In the years prior to the Civil War, the biggest population of African Americans at Boston dwelt on Beacon Hill’s north slope. The Museum of African American History (MAAH) commemorates the women and men who fought for the abolition of slavery, while setting churches, schools, and companies on the mountain. It’s New England’s largest museum devoted to maintaining the gifts of the area’s African Americans. In 1783, Massachusetts banned captivity, and also the free black population continued to spread across town. The MAAH is at the Abiel Smith School, the country’s first building built specifically to house a shameful public college. The museum also operates the adjoining African Meeting House, the nation’s oldest surviving black church constructed by African Americans. The Black Heritage Trail walking tour has been directed by US Park Service rangers and requires visitors to eight websites around Beacon Hill, beginning with all the 54th Massachusetts Volunteer Infantry Regiment Memorial in front of the State House, which honors among the very first official black military units in the United States during the Civil War.

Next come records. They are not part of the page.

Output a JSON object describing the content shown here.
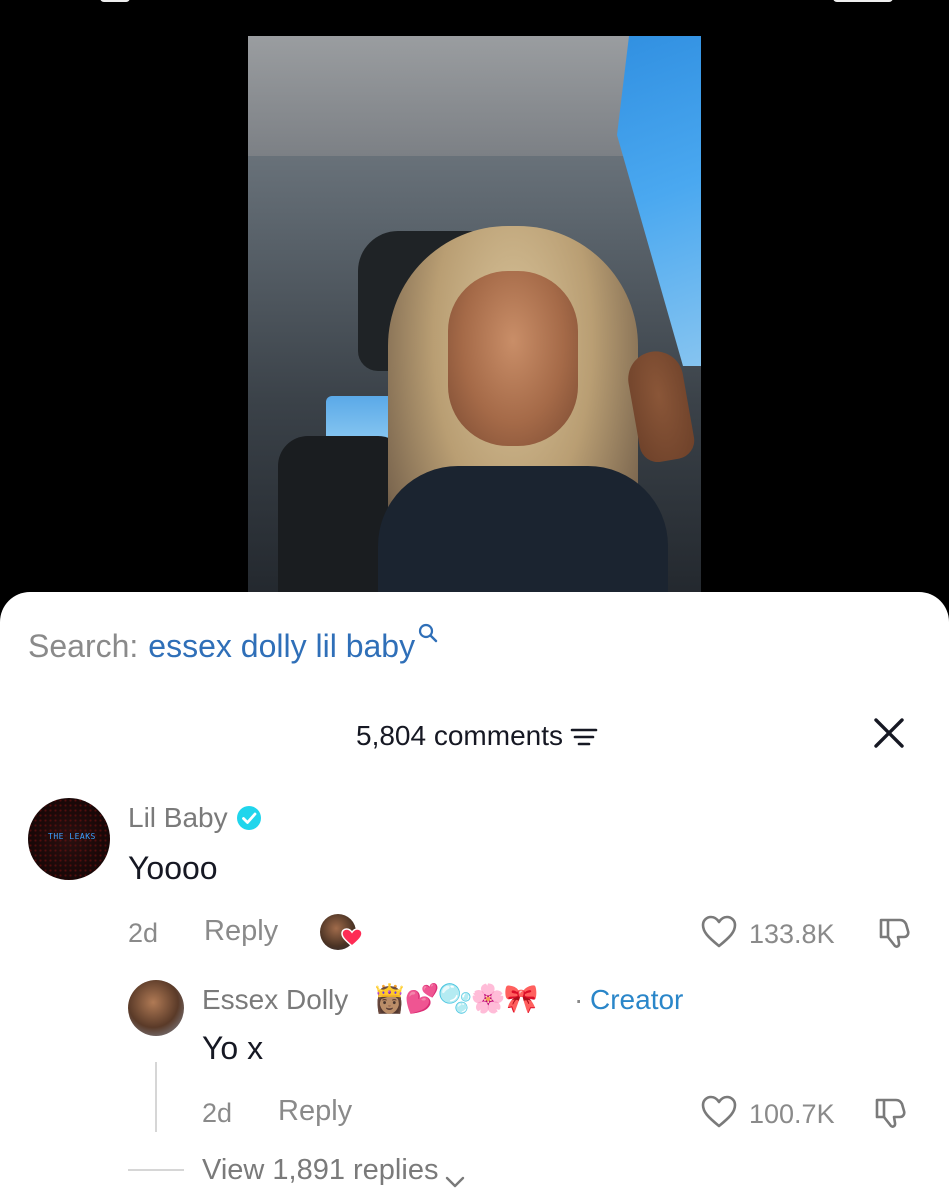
{
  "search": {
    "label": "Search:",
    "query": "essex dolly lil baby"
  },
  "comments_header": {
    "count_label": "5,804 comments"
  },
  "comments": [
    {
      "username": "Lil Baby",
      "verified": true,
      "avatar_text": "THE LEAKS",
      "text": "Yoooo",
      "age": "2d",
      "reply_label": "Reply",
      "likes": "133.8K"
    }
  ],
  "reply": {
    "username": "Essex Dolly",
    "emojis": "👸🏽💕🫧🌸🎀",
    "separator": "·",
    "badge": "Creator",
    "text": "Yo x",
    "age": "2d",
    "reply_label": "Reply",
    "likes": "100.7K"
  },
  "view_replies_label": "View 1,891 replies",
  "colors": {
    "accent_blue": "#2a86c9",
    "search_query": "#2f6fb8",
    "muted": "#8a8a8a",
    "like_heart_red": "#fe2c55"
  }
}
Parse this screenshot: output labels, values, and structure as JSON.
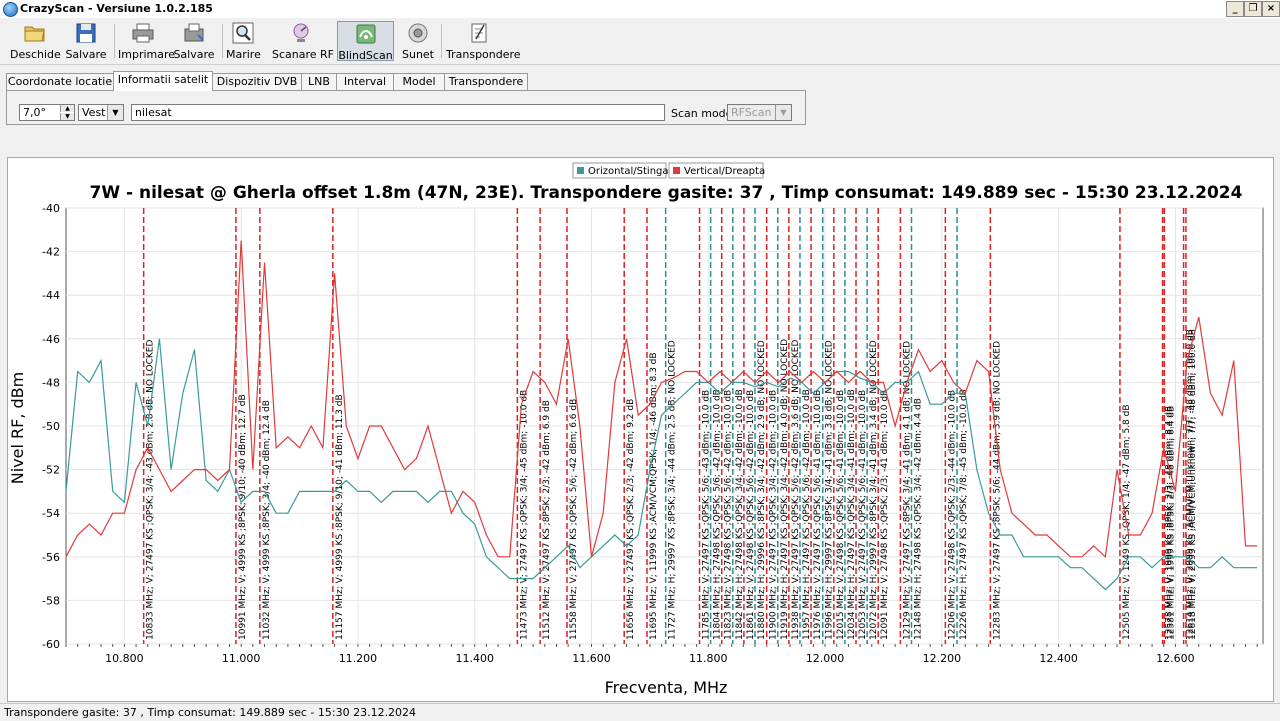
{
  "window": {
    "title": "CrazyScan - Versiune 1.0.2.185"
  },
  "toolbar": {
    "buttons": [
      {
        "label": "Deschide",
        "icon": "folder-icon"
      },
      {
        "label": "Salvare",
        "icon": "floppy-disk-icon"
      },
      {
        "label": "Imprimare",
        "icon": "printer-icon"
      },
      {
        "label": "Salvare",
        "icon": "save-image-icon"
      },
      {
        "label": "Marire",
        "icon": "zoom-icon"
      },
      {
        "label": "Scanare RF",
        "icon": "rf-scan-icon"
      },
      {
        "label": "BlindScan",
        "icon": "blindscan-icon"
      },
      {
        "label": "Sunet",
        "icon": "speaker-icon"
      },
      {
        "label": "Transpondere",
        "icon": "notepad-icon"
      }
    ]
  },
  "tabs": [
    "Coordonate locatie",
    "Informatii satelit",
    "Dispozitiv DVB",
    "LNB",
    "Interval",
    "Model",
    "Transpondere"
  ],
  "active_tab": 1,
  "satellite": {
    "position_value": "7,0°",
    "direction_value": "Vest",
    "name_value": "nilesat",
    "scan_mode_label": "Scan mode",
    "scan_mode_value": "RFScan"
  },
  "status_bar": {
    "text": "Transpondere gasite: 37 , Timp consumat: 149.889 sec - 15:30 23.12.2024"
  },
  "colors": {
    "horizontal": "#3a9a9a",
    "vertical": "#e03a3a",
    "tp_vertical": "#e02020",
    "tp_horizontal": "#2a9090"
  },
  "chart_data": {
    "type": "line",
    "title": "7W - nilesat @ Gherla offset 1.8m (47N, 23E). Transpondere gasite: 37 , Timp consumat: 149.889 sec - 15:30 23.12.2024",
    "xlabel": "Frecventa, MHz",
    "ylabel": "Nivel RF, dBm",
    "xlim": [
      10700,
      12750
    ],
    "ylim": [
      -60,
      -40
    ],
    "x_ticks": [
      "10.800",
      "11.000",
      "11.200",
      "11.400",
      "11.600",
      "11.800",
      "12.000",
      "12.200",
      "12.400",
      "12.600"
    ],
    "x_tick_values": [
      10800,
      11000,
      11200,
      11400,
      11600,
      11800,
      12000,
      12200,
      12400,
      12600
    ],
    "y_ticks": [
      -40,
      -42,
      -44,
      -46,
      -48,
      -50,
      -52,
      -54,
      -56,
      -58,
      -60
    ],
    "grid": true,
    "legend_position": "top-center",
    "series": [
      {
        "name": "Orizontal/Stinga",
        "x": [
          10700,
          10720,
          10740,
          10760,
          10780,
          10800,
          10820,
          10840,
          10860,
          10880,
          10900,
          10920,
          10940,
          10960,
          10980,
          11000,
          11020,
          11040,
          11060,
          11080,
          11100,
          11120,
          11140,
          11160,
          11180,
          11200,
          11220,
          11240,
          11260,
          11280,
          11300,
          11320,
          11340,
          11360,
          11380,
          11400,
          11420,
          11440,
          11460,
          11480,
          11500,
          11520,
          11540,
          11560,
          11580,
          11600,
          11620,
          11640,
          11660,
          11680,
          11700,
          11720,
          11740,
          11760,
          11780,
          11800,
          11820,
          11840,
          11860,
          11880,
          11900,
          11920,
          11940,
          11960,
          11980,
          12000,
          12020,
          12040,
          12060,
          12080,
          12100,
          12120,
          12140,
          12160,
          12180,
          12200,
          12220,
          12240,
          12260,
          12280,
          12300,
          12320,
          12340,
          12360,
          12380,
          12400,
          12420,
          12440,
          12460,
          12480,
          12500,
          12520,
          12540,
          12560,
          12580,
          12600,
          12620,
          12640,
          12660,
          12680,
          12700,
          12720,
          12740
        ],
        "y": [
          -53,
          -47.5,
          -48,
          -47,
          -53,
          -53.5,
          -48,
          -50,
          -46,
          -52,
          -48.5,
          -46.5,
          -52.5,
          -53,
          -52,
          -53.5,
          -53,
          -53,
          -54,
          -54,
          -53,
          -53,
          -53,
          -53,
          -52.5,
          -53,
          -53,
          -53.5,
          -53,
          -53,
          -53,
          -53.5,
          -53,
          -53,
          -54,
          -54.5,
          -56,
          -56.5,
          -57,
          -57,
          -57,
          -56.5,
          -56,
          -55.5,
          -56.5,
          -56,
          -55.5,
          -55,
          -55.5,
          -55,
          -52,
          -49.5,
          -49,
          -48.5,
          -48,
          -48,
          -48.5,
          -48,
          -48,
          -48.2,
          -48,
          -48.2,
          -47.8,
          -48,
          -48.5,
          -48,
          -47.5,
          -47.5,
          -47.8,
          -48,
          -48.5,
          -48,
          -48,
          -47.5,
          -49,
          -49,
          -48.5,
          -48.5,
          -52,
          -54,
          -55,
          -55,
          -56,
          -56,
          -56,
          -56,
          -56.5,
          -56.5,
          -57,
          -57.5,
          -57,
          -56,
          -56,
          -56.5,
          -56,
          -56,
          -56,
          -56.5,
          -56.5,
          -56,
          -56.5,
          -56.5,
          -56.5
        ]
      },
      {
        "name": "Vertical/Dreapta",
        "x": [
          10700,
          10720,
          10740,
          10760,
          10780,
          10800,
          10820,
          10840,
          10860,
          10880,
          10900,
          10920,
          10940,
          10960,
          10980,
          11000,
          11020,
          11040,
          11060,
          11080,
          11100,
          11120,
          11140,
          11160,
          11180,
          11200,
          11220,
          11240,
          11260,
          11280,
          11300,
          11320,
          11340,
          11360,
          11380,
          11400,
          11420,
          11440,
          11460,
          11480,
          11500,
          11520,
          11540,
          11560,
          11580,
          11600,
          11620,
          11640,
          11660,
          11680,
          11700,
          11720,
          11740,
          11760,
          11780,
          11800,
          11820,
          11840,
          11860,
          11880,
          11900,
          11920,
          11940,
          11960,
          11980,
          12000,
          12020,
          12040,
          12060,
          12080,
          12100,
          12120,
          12140,
          12160,
          12180,
          12200,
          12220,
          12240,
          12260,
          12280,
          12300,
          12320,
          12340,
          12360,
          12380,
          12400,
          12420,
          12440,
          12460,
          12480,
          12500,
          12520,
          12540,
          12560,
          12580,
          12600,
          12620,
          12640,
          12660,
          12680,
          12700,
          12720,
          12740
        ],
        "y": [
          -56,
          -55,
          -54.5,
          -55,
          -54,
          -54,
          -52,
          -51,
          -52,
          -53,
          -52.5,
          -52,
          -52,
          -52.5,
          -52,
          -41.5,
          -52,
          -42.5,
          -51,
          -50.5,
          -51,
          -50,
          -51,
          -43,
          -50,
          -51.5,
          -50,
          -50,
          -51,
          -52,
          -51.5,
          -50,
          -52,
          -54,
          -53,
          -53.5,
          -55,
          -56,
          -56,
          -49,
          -47.5,
          -48,
          -49,
          -46,
          -50,
          -56,
          -54,
          -48,
          -46,
          -49.5,
          -49,
          -48,
          -47.8,
          -47.5,
          -47.5,
          -48,
          -47.5,
          -48,
          -47.5,
          -48,
          -47.5,
          -48,
          -47.5,
          -48,
          -47.5,
          -48,
          -47.5,
          -48,
          -47.5,
          -48,
          -48,
          -50,
          -48,
          -46.5,
          -47.5,
          -47,
          -48,
          -48.5,
          -47,
          -47.5,
          -52,
          -54,
          -54.5,
          -55,
          -55,
          -55.5,
          -56,
          -56,
          -55.5,
          -56,
          -52,
          -55,
          -55,
          -54,
          -51,
          -53,
          -47,
          -45,
          -48.5,
          -49.5,
          -47,
          -55.5,
          -55.5
        ]
      }
    ],
    "transponders": [
      {
        "freq": 10833,
        "pol": "V",
        "label": "10833 MHz; V; 27497 KS ;QPSK; 3/4; -43 dBm; 2.8 dB; NO LOCKED"
      },
      {
        "freq": 10991,
        "pol": "V",
        "label": "10991 MHz; V; 4999 KS ;8PSK; 9/10; -40 dBm; 12.7 dB"
      },
      {
        "freq": 11032,
        "pol": "V",
        "label": "11032 MHz; V; 4999 KS ;8PSK; 3/4; -40 dBm; 12.4 dB"
      },
      {
        "freq": 11157,
        "pol": "V",
        "label": "11157 MHz; V; 4999 KS ;8PSK; 9/10; -41 dBm; 11.3 dB"
      },
      {
        "freq": 11473,
        "pol": "V",
        "label": "11473 MHz; V; 27497 KS ;QPSK; 3/4; -45 dBm; -10.0 dB"
      },
      {
        "freq": 11512,
        "pol": "V",
        "label": "11512 MHz; V; 27497 KS ;8PSK; 2/3; -42 dBm; 6.9 dB"
      },
      {
        "freq": 11558,
        "pol": "V",
        "label": "11558 MHz; V; 27497 KS ;QPSK; 5/6; -42 dBm; 6.6 dB"
      },
      {
        "freq": 11656,
        "pol": "V",
        "label": "11656 MHz; V; 27497 KS ;QPSK; 2/3; -42 dBm; 9.2 dB"
      },
      {
        "freq": 11695,
        "pol": "V",
        "label": "11695 MHz; V; 11999 KS ;ACM/VCM;QPSK; 1/4; -46 dBm; 8.3 dB"
      },
      {
        "freq": 11727,
        "pol": "H",
        "label": "11727 MHz; H; 29997 KS ;8PSK; 3/4; -44 dBm; 2.5 dB; NO LOCKED"
      },
      {
        "freq": 11785,
        "pol": "V",
        "label": "11785 MHz; V; 27497 KS ;QPSK; 5/6; -43 dBm; -10.0 dB"
      },
      {
        "freq": 11804,
        "pol": "H",
        "label": "11804 MHz; H; 27498 KS ;QPSK; 5/6; -42 dBm; -10.0 dB"
      },
      {
        "freq": 11823,
        "pol": "V",
        "label": "11823 MHz; V; 27498 KS ;QPSK; 5/6; -42 dBm; -10.0 dB"
      },
      {
        "freq": 11842,
        "pol": "H",
        "label": "11842 MHz; H; 27498 KS ;QPSK; 3/4; -42 dBm; -10.0 dB"
      },
      {
        "freq": 11861,
        "pol": "V",
        "label": "11861 MHz; V; 27498 KS ;QPSK; 5/6; -42 dBm; -10.0 dB"
      },
      {
        "freq": 11880,
        "pol": "H",
        "label": "11880 MHz; H; 29996 KS ;8PSK; 3/4; -42 dBm; 2.9 dB; NO LOCKED"
      },
      {
        "freq": 11900,
        "pol": "V",
        "label": "11900 MHz; V; 27497 KS ;QPSK; 3/4; -42 dBm; -10.0 dB"
      },
      {
        "freq": 11919,
        "pol": "H",
        "label": "11919 MHz; H; 27497 KS ;QPSK; 3/4; -42 dBm; 4.0 dB; NO LOCKED"
      },
      {
        "freq": 11938,
        "pol": "V",
        "label": "11938 MHz; V; 27497 KS ;QPSK; 5/6; -42 dBm; 3.6 dB; NO LOCKED"
      },
      {
        "freq": 11957,
        "pol": "H",
        "label": "11957 MHz; H; 27497 KS ;QPSK; 5/6; -42 dBm; -10.0 dB"
      },
      {
        "freq": 11976,
        "pol": "V",
        "label": "11976 MHz; V; 27497 KS ;QPSK; 5/6; -41 dBm; -10.0 dB"
      },
      {
        "freq": 11996,
        "pol": "H",
        "label": "11996 MHz; H; 29997 KS ;8PSK; 3/4; -41 dBm; 3.8 dB; NO LOCKED"
      },
      {
        "freq": 12015,
        "pol": "V",
        "label": "12015 MHz; V; 27498 KS ;QPSK; 5/6; -41 dBm; -10.0 dB"
      },
      {
        "freq": 12034,
        "pol": "H",
        "label": "12034 MHz; H; 27497 KS ;QPSK; 3/4; -41 dBm; -10.0 dB"
      },
      {
        "freq": 12053,
        "pol": "V",
        "label": "12053 MHz; V; 27497 KS ;QPSK; 5/6; -41 dBm; -10.0 dB"
      },
      {
        "freq": 12072,
        "pol": "H",
        "label": "12072 MHz; H; 29997 KS ;8PSK; 3/4; -41 dBm; 3.4 dB; NO LOCKED"
      },
      {
        "freq": 12091,
        "pol": "V",
        "label": "12091 MHz; V; 27498 KS ;QPSK; 2/3; -41 dBm; -10.0 dB"
      },
      {
        "freq": 12129,
        "pol": "V",
        "label": "12129 MHz; V; 27497 KS ;8PSK; 3/4; -41 dBm; 4.1 dB; NO LOCKED"
      },
      {
        "freq": 12148,
        "pol": "H",
        "label": "12148 MHz; H; 27498 KS ;QPSK; 3/4; -42 dBm; 4.4 dB"
      },
      {
        "freq": 12206,
        "pol": "V",
        "label": "12206 MHz; V; 27498 KS ;QPSK; 2/3; -44 dBm; -10.0 dB"
      },
      {
        "freq": 12226,
        "pol": "H",
        "label": "12226 MHz; H; 27497 KS ;QPSK; 7/8; -45 dBm; -10.0 dB"
      },
      {
        "freq": 12283,
        "pol": "V",
        "label": "12283 MHz; V; 27497 KS ;8PSK; 5/6; -44 dBm; 3.9 dB; NO LOCKED"
      },
      {
        "freq": 12505,
        "pol": "V",
        "label": "12505 MHz; V; 1249 KS ;QPSK; 1/4; -47 dBm; 5.8 dB"
      },
      {
        "freq": 12578,
        "pol": "V",
        "label": "12578 MHz; V; 1999 KS ;8PSK; 2/3; -48 dBm; 8.4 dB"
      },
      {
        "freq": 12581,
        "pol": "V",
        "label": "12581 MHz; V; 1999 KS ;8PSK; 2/3; -48 dBm; 8.4 dB"
      },
      {
        "freq": 12614,
        "pol": "V",
        "label": "12614 MHz; V; 2999 KS ;ACM/VCM;Unknown; 7/7; -48 dBm; 100.0 dB"
      },
      {
        "freq": 12618,
        "pol": "V",
        "label": "12618 MHz; V; 2999 KS ;ACM/VCM;Unknown; 7/7; -48 dBm; 100.0 dB"
      }
    ]
  }
}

This gentleman on the corner of West Cedar and Pinckney Streets is hopeless to withstand. The exhibits of garden decorations and fresh flowers transform each week, along with the rustic aesthetic is at home one of Beacon Hill’s cobblestone streets. The shop, constructed in 1897, was originally a butcher store and retains all the original interior components, such as a meat fridge which is now a cooler for blossoms. The store also supplies houseplants, baskets, flowery design and terrarium workshops, and urban backyard design with a group of seasoned landscape designers. You are able to find just the correct present for any gardener or inside design enthusiast, but make sure you get a bouquet on your own too.

Tucked away off the beaten path of Charles Street, 75 Chestnut provides upscale pub and fish cuisine. The inside is a comfy but stately mélange of mahogany and non lamps, using a fully stocked bar and a mid sized dining room. It is not inexpensive, however this is really where to choose the very genuine New England cooking–attempt the traditional clam chowder, the Nantucket fish stew with shrimp, scallops, mussels, salmon, and swordfish, or even the walnut Dijon pork chop, with roasted root veggies and infant kale, at a walnut Dijon apple cider sauce.

 

This historical square, using its gas streetlamps and cobblestone roads, is really a tiny private park surrounded by the very elegant townhouses in Boston. Start looking for 19 Louisburg Square, after an Episcopal convent, currently home to former Secretary of State John Kerry (Hon.’05), also 10 Louisburg Square, where Louisa May Alcott lived till her departure from mercury poisoning in 1888.

From the 1920s, the Beacon Hill Civic Association encouraged the greening of this neighborhood and residents started to change their ceremony lawns into gardens. After per year, on the third Thursday in May, visitors can see a number of these concealed gardens. Stop by the Beacon Hill Garden Club for More Information.